- Interval: C to D is Major Second interval.
In music theory, interval names are the formal way to describe pitch differences. They are universal across instruments and the music community. Understanding intervals will help you understand chords, scales, improvisation, and other advanced theory topics.
This chart sums up all of the intervals by giving their name and pitch difference. The audio example plays both types of intervals: melodic and harmonic. Melodic intervals are played sequentially, one note at a time. Harmonic intervals are played simultaneously, at the same time.
|Interval Name||Abbreviation||Step Distance||Fret Distance
||Audio (Played Melodically then Harmonically)|
|Minor Second||m2||Half Step||1|
|Major Second||M2||Whole Step||2|
|Minor Third||m3||Whole Step + Half Step||3|
|Major Third||M3||2 Whole Step||4|
|Perfect Fourth||P4||2 Whole Steps + Half Step||5|
|3 Whole Steps||6|
|Perfect Fifth||P5||3 Whole Steps + Half Step||7|
|Minor Sixth||m6||4 Whole Steps||8|
|Major Sixth||M6||4 Whole Steps + Half Step||9|
|Minor Seventh||m7||5 Whole Steps||10|
|Major Seventh||M7||5 Whole Steps + Half Step||11|
|Octave||Oct||6 Whole Steps
(Same Note Name)
Intervals are numbered as unison, seconds, thirds, fourths, fifths, sixths, sevenths, or octaves. This number can be determined by the number of notes that the two notes span.
Example: C to F is a fourth because it spans C, D, E, and F.
In music theory, it is important to remember that the number is based on the difference in the note names, not the pitch difference. This is why Augmented Fourths and Diminished Fifths are the same pitch difference, but are different names. Example: C to F-Sharp (Augmented Fourth) and C to G-Flat (Diminished Fifth) is the same pitch distance (3 whole steps), but they have different interval names because of the note names.
Intervals on the Staff
Here is an example of the intervals relative to middle C. Take note of the note name differences.
Intervals on the Fretboard
The diagram below shows the intervals from the first fret.
- First fret to the second fret is a minor second (1 frets up).
- First fret to the fifth fret is a major third (4 frets up).
- First fret to the eleventh fret is a minor seventh (10 frets up).

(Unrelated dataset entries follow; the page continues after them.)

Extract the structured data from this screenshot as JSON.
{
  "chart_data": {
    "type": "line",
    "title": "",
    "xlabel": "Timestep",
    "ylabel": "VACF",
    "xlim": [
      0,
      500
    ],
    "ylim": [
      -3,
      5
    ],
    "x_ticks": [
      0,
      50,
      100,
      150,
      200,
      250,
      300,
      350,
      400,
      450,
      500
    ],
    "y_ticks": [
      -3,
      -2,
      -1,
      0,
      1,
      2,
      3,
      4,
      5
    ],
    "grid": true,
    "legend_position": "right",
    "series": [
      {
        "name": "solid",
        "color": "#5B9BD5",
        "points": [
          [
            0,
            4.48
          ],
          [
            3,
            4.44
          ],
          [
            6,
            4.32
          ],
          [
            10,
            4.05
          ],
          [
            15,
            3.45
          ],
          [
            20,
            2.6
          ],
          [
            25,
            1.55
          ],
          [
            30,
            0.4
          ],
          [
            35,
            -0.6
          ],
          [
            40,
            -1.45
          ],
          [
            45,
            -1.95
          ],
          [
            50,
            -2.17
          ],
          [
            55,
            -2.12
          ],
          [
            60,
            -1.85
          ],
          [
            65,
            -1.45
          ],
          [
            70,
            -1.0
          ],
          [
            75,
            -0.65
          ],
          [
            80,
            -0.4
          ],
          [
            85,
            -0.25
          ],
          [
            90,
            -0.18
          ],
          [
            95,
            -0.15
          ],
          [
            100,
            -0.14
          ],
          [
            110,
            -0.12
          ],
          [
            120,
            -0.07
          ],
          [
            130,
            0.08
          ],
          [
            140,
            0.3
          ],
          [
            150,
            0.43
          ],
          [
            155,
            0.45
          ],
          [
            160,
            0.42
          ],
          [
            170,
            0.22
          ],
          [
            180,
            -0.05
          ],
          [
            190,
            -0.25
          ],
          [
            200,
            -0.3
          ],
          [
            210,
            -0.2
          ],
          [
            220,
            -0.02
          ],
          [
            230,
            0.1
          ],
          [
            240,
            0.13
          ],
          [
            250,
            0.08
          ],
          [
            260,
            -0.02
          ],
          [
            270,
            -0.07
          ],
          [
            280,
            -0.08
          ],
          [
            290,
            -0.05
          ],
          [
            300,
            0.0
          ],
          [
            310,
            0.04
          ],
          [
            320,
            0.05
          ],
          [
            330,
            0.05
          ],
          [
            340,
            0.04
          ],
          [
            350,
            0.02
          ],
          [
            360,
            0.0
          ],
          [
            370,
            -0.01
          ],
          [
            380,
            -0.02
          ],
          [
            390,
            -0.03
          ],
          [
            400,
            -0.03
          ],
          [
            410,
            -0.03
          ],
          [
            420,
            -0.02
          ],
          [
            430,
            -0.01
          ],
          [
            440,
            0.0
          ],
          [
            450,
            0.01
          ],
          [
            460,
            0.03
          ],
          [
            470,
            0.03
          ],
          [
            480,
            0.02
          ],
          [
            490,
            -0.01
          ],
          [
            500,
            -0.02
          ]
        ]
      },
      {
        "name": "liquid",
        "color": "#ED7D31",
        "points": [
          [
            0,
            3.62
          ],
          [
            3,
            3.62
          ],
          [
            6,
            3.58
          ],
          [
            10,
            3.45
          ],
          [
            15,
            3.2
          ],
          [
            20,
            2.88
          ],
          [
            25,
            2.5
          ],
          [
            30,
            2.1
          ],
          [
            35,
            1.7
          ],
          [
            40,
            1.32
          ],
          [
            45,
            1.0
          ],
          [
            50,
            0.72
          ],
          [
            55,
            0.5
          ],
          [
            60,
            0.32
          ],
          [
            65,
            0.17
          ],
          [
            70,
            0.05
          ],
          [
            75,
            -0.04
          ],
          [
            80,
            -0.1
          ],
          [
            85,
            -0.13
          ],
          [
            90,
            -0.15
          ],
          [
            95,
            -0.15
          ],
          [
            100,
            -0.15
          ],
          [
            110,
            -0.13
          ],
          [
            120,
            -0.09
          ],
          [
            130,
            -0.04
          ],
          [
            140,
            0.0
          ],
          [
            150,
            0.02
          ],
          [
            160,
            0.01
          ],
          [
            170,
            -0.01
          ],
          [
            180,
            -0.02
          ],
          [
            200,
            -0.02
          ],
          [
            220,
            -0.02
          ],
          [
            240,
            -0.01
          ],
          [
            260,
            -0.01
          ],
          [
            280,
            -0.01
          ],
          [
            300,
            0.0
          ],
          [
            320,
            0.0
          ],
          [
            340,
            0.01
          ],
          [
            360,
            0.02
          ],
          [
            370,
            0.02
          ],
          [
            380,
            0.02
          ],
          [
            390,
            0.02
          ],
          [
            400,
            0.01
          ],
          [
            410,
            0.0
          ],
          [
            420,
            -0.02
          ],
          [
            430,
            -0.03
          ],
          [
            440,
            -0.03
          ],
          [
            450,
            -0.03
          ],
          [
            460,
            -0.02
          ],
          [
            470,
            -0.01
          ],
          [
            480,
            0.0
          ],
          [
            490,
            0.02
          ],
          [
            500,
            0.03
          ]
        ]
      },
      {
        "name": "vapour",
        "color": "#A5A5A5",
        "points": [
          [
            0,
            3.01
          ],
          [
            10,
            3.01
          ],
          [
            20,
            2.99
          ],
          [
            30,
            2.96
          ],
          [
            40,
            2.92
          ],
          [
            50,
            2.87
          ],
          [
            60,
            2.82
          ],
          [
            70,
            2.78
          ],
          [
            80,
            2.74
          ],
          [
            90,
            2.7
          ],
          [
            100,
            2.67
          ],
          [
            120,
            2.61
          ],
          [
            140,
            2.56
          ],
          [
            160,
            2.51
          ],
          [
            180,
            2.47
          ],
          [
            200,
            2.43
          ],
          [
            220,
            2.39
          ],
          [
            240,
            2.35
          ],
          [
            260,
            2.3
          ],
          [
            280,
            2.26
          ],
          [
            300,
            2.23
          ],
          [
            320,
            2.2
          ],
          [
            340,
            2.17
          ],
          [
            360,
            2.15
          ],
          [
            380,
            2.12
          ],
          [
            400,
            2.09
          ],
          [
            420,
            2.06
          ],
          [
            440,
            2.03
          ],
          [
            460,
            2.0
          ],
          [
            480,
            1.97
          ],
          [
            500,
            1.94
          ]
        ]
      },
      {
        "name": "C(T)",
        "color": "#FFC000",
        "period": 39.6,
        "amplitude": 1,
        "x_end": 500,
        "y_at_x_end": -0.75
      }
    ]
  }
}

Songs to Remember the Intervals
In the intervals chart (the table), Augmented Fourth and Diminished Fifth are mentioned as A4, D4. It should be D5. It’s again correctly mentioned in “Intervals on the Fretboard”, but just a typo in the table part.
Thank you for your comment. I have fixed the typo. As a thank you, I emailed you a special offer on my books.
thank you for this
How to name the interval f# – c in key a min?
Thanks for the question. F# to C is a diminished fifth, otherwise known as a the tritone (short for 3 tones or 3 whole steps). It starts with F#, spans 5 letters (F, G, A, B, C), and is three whole steps.
Very neat with examples. Thanks for this lesson, had been searching for intervals.
This is great. Gives a basic knowledge to people like me who are a little behind on theory.
Very informative and helpful
Thank you for the kind words! I’m glad the lesson helped.
I cannot thank you enough for sharing your knowledge with us. As a self taught guitarist its important to find good quality lessons and insight when it comes to music theory. You made me a better artist.
Thank you for your kind words! I’m glad I could help you be a better artist.
You’re such a great teacher. I really appreciate this lesson.
Thank you for the kind words.